> [What to produce] Read through the listing below and copy each line in which the word "here" occurs.

> [Source material]

<<<<

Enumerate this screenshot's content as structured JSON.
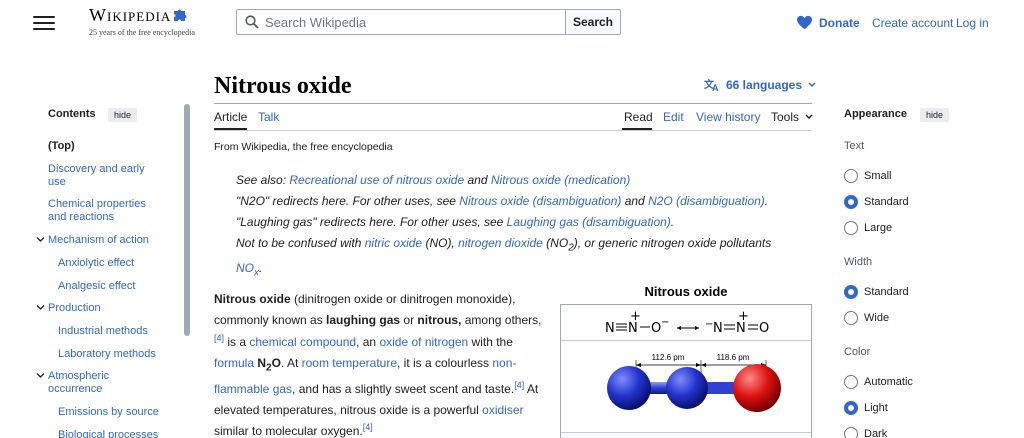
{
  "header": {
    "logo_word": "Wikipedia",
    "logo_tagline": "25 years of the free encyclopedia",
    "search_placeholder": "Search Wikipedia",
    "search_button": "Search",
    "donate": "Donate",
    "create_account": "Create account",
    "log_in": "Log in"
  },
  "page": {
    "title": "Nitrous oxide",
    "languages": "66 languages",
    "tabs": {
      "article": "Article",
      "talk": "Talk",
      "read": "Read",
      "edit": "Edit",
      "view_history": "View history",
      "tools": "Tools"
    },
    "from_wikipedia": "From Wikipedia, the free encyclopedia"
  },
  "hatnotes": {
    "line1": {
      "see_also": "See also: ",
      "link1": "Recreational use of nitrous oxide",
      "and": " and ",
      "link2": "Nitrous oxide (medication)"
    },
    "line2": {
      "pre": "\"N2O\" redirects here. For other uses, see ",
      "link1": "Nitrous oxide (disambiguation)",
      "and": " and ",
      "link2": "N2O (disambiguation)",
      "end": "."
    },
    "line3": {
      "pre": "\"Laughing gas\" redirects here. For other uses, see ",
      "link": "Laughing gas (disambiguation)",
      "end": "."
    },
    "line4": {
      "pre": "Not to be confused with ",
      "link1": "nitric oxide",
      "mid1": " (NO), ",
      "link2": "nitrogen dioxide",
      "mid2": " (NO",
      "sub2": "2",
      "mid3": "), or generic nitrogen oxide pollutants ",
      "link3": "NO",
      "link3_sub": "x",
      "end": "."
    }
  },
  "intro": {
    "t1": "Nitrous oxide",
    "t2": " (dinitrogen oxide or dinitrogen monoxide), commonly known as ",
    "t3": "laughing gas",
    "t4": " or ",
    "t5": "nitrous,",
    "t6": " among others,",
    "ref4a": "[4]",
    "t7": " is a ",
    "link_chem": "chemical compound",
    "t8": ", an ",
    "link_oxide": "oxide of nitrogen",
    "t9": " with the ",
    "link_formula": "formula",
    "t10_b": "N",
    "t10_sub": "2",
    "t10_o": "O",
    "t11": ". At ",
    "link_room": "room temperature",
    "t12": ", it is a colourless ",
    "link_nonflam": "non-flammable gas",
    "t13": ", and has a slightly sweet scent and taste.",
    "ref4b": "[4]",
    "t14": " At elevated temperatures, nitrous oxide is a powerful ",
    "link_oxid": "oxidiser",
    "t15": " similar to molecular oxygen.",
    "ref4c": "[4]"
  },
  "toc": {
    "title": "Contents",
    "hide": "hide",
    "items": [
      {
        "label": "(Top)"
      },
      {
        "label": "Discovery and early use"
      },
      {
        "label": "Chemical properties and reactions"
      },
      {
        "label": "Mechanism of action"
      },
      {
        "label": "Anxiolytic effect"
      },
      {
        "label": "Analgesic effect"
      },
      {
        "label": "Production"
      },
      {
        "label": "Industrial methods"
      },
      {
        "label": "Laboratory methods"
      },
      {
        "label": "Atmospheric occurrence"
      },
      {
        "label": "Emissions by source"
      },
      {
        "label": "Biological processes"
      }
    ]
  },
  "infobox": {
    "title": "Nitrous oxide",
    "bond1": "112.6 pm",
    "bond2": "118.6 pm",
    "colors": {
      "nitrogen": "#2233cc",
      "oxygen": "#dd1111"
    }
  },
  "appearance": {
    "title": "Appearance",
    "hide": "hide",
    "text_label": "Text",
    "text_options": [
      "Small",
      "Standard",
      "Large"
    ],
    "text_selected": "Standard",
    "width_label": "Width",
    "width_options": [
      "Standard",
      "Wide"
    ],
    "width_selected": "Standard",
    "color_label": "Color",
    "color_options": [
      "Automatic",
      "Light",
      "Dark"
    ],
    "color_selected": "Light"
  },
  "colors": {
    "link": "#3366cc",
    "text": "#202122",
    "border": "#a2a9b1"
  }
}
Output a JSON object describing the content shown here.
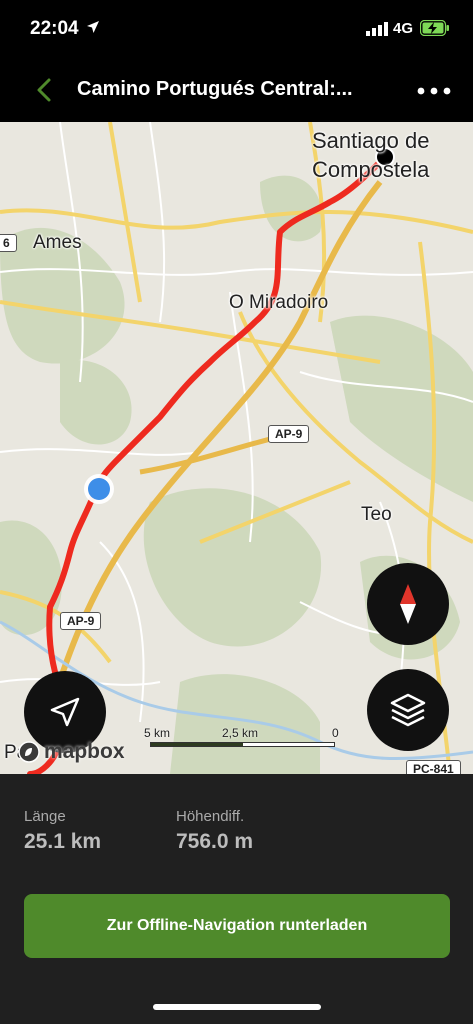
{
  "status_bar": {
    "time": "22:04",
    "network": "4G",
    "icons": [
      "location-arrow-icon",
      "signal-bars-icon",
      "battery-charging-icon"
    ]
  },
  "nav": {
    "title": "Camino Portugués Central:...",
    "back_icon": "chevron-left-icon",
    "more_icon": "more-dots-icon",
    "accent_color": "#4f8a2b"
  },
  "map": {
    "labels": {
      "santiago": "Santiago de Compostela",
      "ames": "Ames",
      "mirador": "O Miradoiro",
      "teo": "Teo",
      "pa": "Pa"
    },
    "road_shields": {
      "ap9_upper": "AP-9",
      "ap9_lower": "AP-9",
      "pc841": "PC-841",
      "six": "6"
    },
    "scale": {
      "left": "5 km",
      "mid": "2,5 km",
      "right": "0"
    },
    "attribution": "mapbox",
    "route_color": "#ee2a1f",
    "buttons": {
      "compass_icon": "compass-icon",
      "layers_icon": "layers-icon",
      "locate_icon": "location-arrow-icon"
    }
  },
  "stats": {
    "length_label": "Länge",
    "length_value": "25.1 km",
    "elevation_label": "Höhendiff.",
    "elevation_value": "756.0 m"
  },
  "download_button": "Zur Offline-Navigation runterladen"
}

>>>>

> [Answer to the problem]
      "pre": "\"N2O\" redirects here. For other uses, see ",
      "pre": "\"Laughing gas\" redirects here. For other uses, see ",
Output a JSON object describing the content shown here.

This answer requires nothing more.